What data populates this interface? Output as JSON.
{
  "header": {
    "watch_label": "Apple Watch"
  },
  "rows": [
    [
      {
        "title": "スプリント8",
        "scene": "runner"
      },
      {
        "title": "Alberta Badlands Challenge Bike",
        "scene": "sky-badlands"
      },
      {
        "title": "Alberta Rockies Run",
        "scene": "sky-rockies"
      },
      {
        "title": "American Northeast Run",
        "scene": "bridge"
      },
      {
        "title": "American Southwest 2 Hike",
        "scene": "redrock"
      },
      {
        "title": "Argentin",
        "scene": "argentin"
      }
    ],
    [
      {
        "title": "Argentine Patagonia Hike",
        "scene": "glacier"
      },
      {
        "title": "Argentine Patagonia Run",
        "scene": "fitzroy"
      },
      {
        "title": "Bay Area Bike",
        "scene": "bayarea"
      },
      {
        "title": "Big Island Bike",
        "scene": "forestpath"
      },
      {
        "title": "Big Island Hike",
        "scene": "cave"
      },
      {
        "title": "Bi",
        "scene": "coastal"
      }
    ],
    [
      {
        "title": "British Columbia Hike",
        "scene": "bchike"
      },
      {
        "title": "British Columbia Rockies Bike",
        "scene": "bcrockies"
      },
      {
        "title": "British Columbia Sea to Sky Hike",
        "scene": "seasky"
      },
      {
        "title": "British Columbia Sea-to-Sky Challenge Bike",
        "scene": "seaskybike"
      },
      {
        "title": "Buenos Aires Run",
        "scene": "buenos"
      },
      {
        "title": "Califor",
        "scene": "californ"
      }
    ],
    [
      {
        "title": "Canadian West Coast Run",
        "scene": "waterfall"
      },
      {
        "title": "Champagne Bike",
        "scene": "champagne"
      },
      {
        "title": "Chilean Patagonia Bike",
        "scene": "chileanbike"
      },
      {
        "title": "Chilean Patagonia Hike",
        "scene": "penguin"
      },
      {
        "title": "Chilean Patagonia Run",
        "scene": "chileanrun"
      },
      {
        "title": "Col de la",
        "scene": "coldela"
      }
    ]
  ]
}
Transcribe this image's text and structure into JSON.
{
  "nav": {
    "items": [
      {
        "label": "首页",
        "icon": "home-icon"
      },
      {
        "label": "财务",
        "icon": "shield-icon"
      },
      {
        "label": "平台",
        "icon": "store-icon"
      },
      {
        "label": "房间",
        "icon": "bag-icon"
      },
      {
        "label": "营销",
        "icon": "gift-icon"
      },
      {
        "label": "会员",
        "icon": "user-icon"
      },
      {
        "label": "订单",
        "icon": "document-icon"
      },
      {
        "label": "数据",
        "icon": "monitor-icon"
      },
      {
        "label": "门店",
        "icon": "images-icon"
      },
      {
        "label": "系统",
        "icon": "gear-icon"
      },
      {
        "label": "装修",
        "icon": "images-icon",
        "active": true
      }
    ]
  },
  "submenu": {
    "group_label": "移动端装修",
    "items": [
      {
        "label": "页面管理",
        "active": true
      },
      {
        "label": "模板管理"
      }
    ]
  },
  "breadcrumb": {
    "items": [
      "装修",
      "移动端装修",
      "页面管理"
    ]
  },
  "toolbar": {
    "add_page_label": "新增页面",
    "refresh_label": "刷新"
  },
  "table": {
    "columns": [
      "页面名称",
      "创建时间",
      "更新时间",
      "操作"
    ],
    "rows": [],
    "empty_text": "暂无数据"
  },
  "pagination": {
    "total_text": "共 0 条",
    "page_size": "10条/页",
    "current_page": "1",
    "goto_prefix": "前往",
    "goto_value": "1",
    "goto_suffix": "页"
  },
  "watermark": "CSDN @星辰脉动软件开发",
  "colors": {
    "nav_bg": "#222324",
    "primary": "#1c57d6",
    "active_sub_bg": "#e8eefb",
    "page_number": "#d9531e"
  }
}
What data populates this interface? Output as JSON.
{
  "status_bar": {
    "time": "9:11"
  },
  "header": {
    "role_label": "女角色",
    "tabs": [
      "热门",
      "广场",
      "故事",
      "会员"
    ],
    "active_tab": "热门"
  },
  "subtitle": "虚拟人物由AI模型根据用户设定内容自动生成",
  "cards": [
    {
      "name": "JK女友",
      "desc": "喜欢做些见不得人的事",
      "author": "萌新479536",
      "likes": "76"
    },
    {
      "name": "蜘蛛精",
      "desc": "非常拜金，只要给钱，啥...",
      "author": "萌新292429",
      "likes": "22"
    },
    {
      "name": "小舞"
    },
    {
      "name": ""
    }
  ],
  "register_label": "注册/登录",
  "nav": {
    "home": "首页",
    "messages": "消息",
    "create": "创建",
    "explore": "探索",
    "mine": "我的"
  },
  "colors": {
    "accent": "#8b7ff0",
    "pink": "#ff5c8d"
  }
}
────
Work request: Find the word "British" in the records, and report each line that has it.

Problem solution:
        "title": "British Columbia Hike",
        "title": "British Columbia Rockies Bike",
        "title": "British Columbia Sea to Sky Hike",
        "title": "British Columbia Sea-to-Sky Challenge Bike",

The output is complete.